# ACTIVITY
Find how many lines in this data contain the string "Saldo". Respond with only that number.

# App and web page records
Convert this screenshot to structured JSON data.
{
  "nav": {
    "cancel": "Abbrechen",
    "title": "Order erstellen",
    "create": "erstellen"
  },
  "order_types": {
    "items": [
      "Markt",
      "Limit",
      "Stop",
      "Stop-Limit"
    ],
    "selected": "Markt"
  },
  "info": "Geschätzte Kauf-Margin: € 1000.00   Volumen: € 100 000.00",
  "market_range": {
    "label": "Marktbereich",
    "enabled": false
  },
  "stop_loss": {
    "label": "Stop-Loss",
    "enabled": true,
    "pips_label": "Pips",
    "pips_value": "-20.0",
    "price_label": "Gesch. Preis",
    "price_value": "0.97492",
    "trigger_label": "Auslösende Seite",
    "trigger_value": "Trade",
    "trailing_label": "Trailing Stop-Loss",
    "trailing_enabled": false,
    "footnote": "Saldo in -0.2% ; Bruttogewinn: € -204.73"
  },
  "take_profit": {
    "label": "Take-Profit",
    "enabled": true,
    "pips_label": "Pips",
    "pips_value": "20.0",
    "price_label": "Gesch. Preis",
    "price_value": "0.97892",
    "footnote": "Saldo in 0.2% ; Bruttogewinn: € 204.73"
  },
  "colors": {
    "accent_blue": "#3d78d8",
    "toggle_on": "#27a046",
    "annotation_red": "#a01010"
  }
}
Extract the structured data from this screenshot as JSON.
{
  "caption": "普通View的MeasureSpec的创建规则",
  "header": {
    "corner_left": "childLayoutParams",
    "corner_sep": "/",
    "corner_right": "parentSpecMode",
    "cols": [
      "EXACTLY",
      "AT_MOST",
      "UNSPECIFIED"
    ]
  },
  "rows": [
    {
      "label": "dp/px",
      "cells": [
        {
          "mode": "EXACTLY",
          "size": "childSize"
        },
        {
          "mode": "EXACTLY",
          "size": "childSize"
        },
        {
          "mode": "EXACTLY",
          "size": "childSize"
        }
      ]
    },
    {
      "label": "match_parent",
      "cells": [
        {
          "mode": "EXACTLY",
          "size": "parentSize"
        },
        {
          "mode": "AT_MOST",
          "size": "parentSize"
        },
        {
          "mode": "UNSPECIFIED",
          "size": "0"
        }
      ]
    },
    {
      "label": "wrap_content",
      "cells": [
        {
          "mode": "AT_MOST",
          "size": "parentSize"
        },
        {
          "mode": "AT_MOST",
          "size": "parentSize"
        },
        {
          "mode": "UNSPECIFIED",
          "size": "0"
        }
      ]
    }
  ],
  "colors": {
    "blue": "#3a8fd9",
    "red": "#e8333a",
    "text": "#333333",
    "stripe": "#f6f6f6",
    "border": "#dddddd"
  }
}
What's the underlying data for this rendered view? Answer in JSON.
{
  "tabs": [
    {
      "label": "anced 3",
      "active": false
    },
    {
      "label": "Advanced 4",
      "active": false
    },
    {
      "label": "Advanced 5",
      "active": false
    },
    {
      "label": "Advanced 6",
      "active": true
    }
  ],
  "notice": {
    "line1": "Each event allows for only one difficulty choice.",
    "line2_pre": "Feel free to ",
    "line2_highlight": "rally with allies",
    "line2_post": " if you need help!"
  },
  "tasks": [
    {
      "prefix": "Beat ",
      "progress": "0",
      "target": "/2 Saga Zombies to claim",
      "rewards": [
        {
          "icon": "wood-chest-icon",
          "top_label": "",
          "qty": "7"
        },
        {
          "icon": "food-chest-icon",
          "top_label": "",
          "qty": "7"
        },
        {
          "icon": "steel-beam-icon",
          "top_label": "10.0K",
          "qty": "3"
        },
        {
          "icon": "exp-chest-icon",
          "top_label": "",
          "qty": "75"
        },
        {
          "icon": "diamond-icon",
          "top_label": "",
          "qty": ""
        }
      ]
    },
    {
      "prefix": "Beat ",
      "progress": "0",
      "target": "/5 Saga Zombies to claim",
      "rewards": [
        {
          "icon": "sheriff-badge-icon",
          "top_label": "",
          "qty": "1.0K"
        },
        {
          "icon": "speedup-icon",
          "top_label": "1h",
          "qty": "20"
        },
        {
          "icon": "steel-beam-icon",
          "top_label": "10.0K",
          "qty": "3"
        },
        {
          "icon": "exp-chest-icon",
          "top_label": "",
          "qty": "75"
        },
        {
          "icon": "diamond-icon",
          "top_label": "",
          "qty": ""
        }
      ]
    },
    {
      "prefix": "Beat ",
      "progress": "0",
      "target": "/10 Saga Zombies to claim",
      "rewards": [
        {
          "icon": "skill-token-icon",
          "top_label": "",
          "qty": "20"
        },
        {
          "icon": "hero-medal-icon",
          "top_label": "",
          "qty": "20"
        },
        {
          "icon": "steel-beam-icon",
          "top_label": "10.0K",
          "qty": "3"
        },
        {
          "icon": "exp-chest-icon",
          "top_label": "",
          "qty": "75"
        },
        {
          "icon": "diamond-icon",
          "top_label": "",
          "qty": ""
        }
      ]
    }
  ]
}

# ANSWER SPACE
2